  7. PS…the reason for insurance is unfortunately not for compensating for Damages, but for lining the pockets of the PI attorneys with their 33% contingency fees, unreasonable damages, etc. If you ever need that policy, or to pay from your invested money, you would need lawyers more powerful than the plaintiff’s, which means insurance company attorneys…so they have you by “the short hairs” in a hyper-litigious state like California!

    • Which is why I still insist the best method fo dealing with them all, is to kill them.
      As soon as you tolerate rent-seeking actions, in ANY field, you’ve opened the door to all of it.
      E.G., compare Cash accounting vs. Credit accounting. (The big corps all use Credit…)
      Insurance Mafia vs. non-mandatory insurance.
      Lifetime politicians vs. successful businessmen who go to discuss the town’s/state’s/nation’s problems…

      Once you allow someone to muck up your accounts for a percentage of your earnings? Well, imagine that the percentage they charge is 100% of what their labor saved you, and you get the whole package, whole image.

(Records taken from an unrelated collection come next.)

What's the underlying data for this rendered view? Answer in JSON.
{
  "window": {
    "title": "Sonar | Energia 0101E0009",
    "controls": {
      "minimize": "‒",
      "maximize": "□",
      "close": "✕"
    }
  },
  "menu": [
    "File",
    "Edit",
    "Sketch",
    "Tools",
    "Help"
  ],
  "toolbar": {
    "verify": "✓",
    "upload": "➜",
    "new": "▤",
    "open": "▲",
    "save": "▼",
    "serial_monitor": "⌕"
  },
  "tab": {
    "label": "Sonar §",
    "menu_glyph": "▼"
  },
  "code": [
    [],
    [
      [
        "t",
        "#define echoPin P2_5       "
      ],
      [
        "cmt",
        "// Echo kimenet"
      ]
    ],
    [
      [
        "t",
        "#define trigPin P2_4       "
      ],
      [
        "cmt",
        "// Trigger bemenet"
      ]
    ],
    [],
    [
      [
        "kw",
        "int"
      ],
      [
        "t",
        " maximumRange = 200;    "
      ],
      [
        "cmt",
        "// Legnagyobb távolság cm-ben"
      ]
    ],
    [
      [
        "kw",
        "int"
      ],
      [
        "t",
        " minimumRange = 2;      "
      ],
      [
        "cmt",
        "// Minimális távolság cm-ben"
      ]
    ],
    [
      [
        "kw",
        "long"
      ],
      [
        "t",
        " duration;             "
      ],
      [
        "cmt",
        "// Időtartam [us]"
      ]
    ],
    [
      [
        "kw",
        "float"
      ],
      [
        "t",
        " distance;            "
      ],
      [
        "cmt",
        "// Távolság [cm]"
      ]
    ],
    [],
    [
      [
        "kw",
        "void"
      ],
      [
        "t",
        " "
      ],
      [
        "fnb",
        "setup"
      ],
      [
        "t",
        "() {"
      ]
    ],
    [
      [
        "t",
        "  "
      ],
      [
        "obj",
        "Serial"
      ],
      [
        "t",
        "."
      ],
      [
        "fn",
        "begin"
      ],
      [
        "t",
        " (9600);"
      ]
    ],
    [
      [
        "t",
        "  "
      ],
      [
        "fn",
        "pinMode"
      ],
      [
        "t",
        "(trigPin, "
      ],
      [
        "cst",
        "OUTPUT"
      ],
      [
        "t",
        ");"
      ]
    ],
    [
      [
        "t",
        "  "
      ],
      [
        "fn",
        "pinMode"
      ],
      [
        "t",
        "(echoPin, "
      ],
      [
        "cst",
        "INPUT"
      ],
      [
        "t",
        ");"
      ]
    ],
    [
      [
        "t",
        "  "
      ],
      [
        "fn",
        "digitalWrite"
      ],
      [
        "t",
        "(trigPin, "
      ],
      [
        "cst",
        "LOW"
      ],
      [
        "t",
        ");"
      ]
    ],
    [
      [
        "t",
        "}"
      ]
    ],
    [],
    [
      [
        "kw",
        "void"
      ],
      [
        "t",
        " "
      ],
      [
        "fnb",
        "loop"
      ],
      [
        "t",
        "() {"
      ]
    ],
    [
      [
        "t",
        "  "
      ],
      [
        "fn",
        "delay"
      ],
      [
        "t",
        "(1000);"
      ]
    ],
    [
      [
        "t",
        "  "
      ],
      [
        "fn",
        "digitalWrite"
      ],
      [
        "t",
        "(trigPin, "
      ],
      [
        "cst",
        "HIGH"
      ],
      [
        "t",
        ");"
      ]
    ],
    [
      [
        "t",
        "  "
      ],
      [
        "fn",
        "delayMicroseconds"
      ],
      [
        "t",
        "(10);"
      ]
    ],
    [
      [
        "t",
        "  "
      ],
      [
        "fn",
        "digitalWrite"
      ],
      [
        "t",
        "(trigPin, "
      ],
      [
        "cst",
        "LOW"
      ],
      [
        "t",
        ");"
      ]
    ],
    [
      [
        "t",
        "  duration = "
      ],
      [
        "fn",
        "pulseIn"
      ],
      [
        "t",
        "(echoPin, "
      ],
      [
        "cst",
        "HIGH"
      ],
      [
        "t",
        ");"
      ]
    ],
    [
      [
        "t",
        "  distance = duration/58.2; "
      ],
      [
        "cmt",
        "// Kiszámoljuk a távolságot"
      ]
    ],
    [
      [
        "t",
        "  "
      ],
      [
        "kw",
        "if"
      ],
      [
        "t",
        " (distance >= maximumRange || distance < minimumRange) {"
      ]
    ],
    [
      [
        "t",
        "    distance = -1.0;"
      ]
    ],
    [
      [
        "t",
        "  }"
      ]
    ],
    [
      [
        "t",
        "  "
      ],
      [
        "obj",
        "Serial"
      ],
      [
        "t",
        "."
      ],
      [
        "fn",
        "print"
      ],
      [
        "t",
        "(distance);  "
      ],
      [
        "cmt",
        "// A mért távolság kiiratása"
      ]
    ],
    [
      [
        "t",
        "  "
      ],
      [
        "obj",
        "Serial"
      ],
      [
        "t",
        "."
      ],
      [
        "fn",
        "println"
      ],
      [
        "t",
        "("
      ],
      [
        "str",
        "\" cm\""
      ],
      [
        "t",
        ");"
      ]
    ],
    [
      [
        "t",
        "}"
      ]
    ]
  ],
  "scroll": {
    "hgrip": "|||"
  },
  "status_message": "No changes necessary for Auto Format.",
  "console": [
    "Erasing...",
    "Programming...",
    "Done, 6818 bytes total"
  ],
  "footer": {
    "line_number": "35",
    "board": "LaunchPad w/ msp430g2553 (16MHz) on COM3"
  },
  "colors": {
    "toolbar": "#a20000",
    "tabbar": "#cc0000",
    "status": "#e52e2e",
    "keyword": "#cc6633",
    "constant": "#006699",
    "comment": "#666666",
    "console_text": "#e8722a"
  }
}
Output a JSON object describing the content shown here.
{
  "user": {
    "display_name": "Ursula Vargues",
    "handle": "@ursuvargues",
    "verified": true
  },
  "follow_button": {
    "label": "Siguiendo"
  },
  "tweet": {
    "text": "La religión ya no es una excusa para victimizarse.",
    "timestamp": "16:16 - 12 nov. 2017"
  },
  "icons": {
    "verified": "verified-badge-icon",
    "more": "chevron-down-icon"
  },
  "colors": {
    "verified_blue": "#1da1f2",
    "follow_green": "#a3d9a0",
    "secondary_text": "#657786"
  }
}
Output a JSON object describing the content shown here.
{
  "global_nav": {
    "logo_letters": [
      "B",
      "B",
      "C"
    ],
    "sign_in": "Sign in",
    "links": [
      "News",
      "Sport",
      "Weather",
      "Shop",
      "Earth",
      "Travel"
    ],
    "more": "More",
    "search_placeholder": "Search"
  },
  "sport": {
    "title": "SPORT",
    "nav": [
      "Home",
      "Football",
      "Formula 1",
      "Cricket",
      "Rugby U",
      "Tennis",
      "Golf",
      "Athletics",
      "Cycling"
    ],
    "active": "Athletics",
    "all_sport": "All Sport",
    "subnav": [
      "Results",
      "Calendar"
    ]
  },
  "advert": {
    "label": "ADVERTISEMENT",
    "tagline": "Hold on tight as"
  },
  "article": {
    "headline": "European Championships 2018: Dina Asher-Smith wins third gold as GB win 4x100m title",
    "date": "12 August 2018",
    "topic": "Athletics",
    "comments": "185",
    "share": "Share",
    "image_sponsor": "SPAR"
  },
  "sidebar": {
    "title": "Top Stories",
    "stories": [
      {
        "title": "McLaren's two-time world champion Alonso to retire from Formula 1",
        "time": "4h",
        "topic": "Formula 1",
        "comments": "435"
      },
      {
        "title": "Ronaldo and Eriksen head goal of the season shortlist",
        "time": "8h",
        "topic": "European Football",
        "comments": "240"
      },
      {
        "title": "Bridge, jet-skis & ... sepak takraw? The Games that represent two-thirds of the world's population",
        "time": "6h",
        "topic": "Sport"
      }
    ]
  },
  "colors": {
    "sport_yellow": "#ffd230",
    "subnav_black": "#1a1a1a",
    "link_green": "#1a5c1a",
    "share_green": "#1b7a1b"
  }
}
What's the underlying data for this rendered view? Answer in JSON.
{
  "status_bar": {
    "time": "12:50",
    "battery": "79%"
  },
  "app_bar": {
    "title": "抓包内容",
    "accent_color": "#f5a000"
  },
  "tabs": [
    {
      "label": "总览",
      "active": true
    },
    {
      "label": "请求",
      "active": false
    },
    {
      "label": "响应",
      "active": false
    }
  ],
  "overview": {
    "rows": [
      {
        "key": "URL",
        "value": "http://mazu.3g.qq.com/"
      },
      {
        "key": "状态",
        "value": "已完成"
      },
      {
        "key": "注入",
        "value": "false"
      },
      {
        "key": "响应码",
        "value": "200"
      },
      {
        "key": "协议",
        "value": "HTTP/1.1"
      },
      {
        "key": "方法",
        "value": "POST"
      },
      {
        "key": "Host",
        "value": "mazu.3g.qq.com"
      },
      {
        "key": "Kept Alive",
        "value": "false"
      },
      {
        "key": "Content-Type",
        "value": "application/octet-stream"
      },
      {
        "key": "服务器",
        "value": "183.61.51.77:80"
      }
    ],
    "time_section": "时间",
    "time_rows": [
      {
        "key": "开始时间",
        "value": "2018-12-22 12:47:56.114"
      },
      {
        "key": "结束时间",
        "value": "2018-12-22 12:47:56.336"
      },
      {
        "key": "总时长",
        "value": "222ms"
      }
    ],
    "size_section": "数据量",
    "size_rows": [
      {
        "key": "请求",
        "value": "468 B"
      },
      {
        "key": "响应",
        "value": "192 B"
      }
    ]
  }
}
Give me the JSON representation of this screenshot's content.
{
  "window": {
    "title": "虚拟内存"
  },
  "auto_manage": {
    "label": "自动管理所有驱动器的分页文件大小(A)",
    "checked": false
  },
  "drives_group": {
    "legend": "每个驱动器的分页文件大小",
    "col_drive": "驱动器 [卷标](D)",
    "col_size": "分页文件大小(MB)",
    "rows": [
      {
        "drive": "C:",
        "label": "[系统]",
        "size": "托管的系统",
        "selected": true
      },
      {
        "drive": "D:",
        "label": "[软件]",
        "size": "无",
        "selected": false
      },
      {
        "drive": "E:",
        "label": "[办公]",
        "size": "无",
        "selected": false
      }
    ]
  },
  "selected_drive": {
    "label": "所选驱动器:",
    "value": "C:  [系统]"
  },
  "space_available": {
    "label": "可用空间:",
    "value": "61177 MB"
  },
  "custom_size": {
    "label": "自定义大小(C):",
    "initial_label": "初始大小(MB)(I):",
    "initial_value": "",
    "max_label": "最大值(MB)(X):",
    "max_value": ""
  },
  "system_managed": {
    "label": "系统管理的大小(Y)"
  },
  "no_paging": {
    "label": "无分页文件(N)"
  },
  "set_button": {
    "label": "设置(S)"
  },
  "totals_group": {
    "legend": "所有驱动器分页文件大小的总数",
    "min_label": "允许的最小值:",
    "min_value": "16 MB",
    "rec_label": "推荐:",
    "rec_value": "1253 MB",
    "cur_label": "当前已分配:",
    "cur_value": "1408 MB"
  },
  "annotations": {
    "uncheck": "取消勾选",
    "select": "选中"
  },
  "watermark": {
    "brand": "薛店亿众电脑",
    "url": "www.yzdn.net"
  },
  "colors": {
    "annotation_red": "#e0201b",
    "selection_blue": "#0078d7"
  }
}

      I’m disgusted with where I work. They’ve discussed how the interest rate will change, and it’ll be “bad for everyone else, but good for us [the company].” YES, it’s a quote. YES, they are trash. YES, they move more money in a day than some countries see in a year.

      I LITERALLY work for the NWO.
      But someone has to pay my bills, right?
      And I’m finding I’m not skilled enough to be anything useful in this world (despite being an “elite” IT guy. I produce things, yes, but nothing concrete, I produce “better software.” It’s like installing a virus scanner on your computer; it doesn’t matter until it doesn’t work, and then you blame the scanner, when it simply ignored the file you ordered it to ignore… )

      So, I’m not a rent seeker, but an EMP puts me in a world of hurt. Not like I’m also an electrician, carpenter, mechanic… 😛

      Which is EXACTLY what they want. I can’t go start a company when the cost of the barebones software is about $500,000.

      (And this is with free “equivalents” in the mix, mind. Imagine if it really DID have market control!)

      • Well Jean, you’re smart. So at least buy some of those “how-to” books. What I learned from the Whole Earth Catalog and the books thereof has been invaluable to me. I didn’t know how to hang meat and heavy age it but I’m an old hand at it now and I can turn an entire deer into jerky that will last for months. I didn’t know how to tan hide but now I do.

        I have books detailing how to process every sort of meat imaginable. Books that I’ve used to grow garden with no commercial fertilizer or pesticides that involve companion planting.

        I got an education when I was young about digging a well… digging a well.

        I can have a hot shower in any condition as long as the sun shines. If we had a big EMP strike, I’d miss toilet paper and tooth paste more than anything.

        BTW, I told you once but the guys in the patch that are making the big money are the ones who work in the IT field since it’s all tied together now electronically. Everything you used to pass by and consider just another tank or pumpjack or heater treater or saline dispensary now has an antenna and a solar panel. Some of the largest buildings on pipeline centers are the computer buildings.

        • Got more books than some libraries. 😉

          The key you glossed over, most applicable to me, is your line here:
          “I got an education when I was young about digging a well… digging a well. ”

          Lots of reading; not enough DOING.
          I’m trying to rectify that, but I made a mistake some time back, and she’s still accruing interest….


Please enter your comment!
Please enter your name here